What will we learn? We’ll learn to use Maker tools such as TinkerCad to design projects that can be 3D printed or laser cut and every turn, we will consider the deeper curricular connections and learning that these technologies make possible for our students. Everyone will collaborate to develop personal projects that incorporate one or more key Maker movement concepts and that can be used to inspire or inform their own maker-oriented digital literacies pedagogies.

We will curate all of our design ideas into a journal that we will publish on our website and share with everyone at the Salon of Learning on Friday, July 13th.

Clapp, E., Ross, J., O. Ryan, J. et Tishman, S. (2016). Maker-Centered Learning: Empowering Young People to Shape their Worlds. Jossey-Bass.

Hatch, M. (2014). The maker movement manifesto. New York: McGraw-Hill.
Halverson, E. et Sheridan, K. (2014). The Maker movement in education. Harvard Educational Review, 84(4), 495-504. doi:

Martin, L. (2015). The promise of the maker movement for education. Journal of Pre-College Engineering Education Research (J-PEER), 5(1), 30-39. doi:10.7771/2157-9288.1099

Computational Thinking, Coding and Robotics in Diverse Disciplinary Contexts of Schooling

2018 Leaders
Jonathan Weber and Rick Alexanderson
Location: The brand-new Tinkering Lab in the Learning Crossroads Building (CRX)

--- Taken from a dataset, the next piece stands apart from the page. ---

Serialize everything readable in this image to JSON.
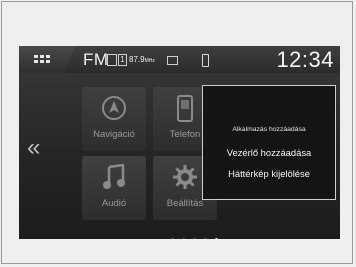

Knowing how computers are programmed used to be considered the special disciplinary knowledge of computer scientists. Being a techie or a computer geek was really just for those kids (mostly boys) who loved math, machines and video games. In 2018, coding is considered a foundational digital literacy — not because we expect all students will become computer scientists (who still really do need to have that special disciplinary knowledge) but because as citizens whose lives are impacted by the ways that computers are programmed (e.g., think algorithms that determine which search results you receive, online banking, online voting for your professional organizations) knowing the general principles of coding and computational thinking makes us better equipped to understand our interactions with computers, and be critical of computerized systems.

Participants in this theme focus area are all invited to attend the Day of Code on Monday, July 8th to gain essential foundational skills on which they can build during the week. From Tuesday July 10th through Friday, July 13th, participants will experience a balance of hands-on coding workshops meant to support their development as <coders/> and opportunities to apply their new knowledge to a range of interdisciplinary projects, including coding the CARL Robot. Participants will learn data visualization techniques with Python, and how to code in C with Arduino.

Most importantly, conversations will focus on how every teacher can become a teacher of computational thinking principles,  and ensure students become more aware of how code influences our lives.

Everyone in this stream will go home with their very own CARL robot that they can use in their classrooms, coding skills, and a deeper understanding of how to integrate foundational coding principles into their practice, no matter what grade or subject area they teach.





Gretter, S., & Yadav, A. (2016). Computational Thinking and Media & Information Literacy: An Integrated Approach to Teaching Twenty-First Century Skills. TechTrends, 60(5), 510–516.

Leonard, J., Mitchell, M., Barnes-Johnson, J., Unertl, A., Outka-Hill, J., Robinson, R., & Hester-Croff, C. (2017, September). Preparing Teachers to Engage Rural Students in Computational Thinking Through Robotics, Game Design, and Culturally Responsive Teaching. Journal of Teacher Education.

Yadav, A., Mayfield, C., Zhou, N., Hambrusch, S., & Korb, J. T. (2014). Computational Thinking in Elementary and Secondary Teacher Education. ACM Transactions on Computing Education, 14(1), 1–16.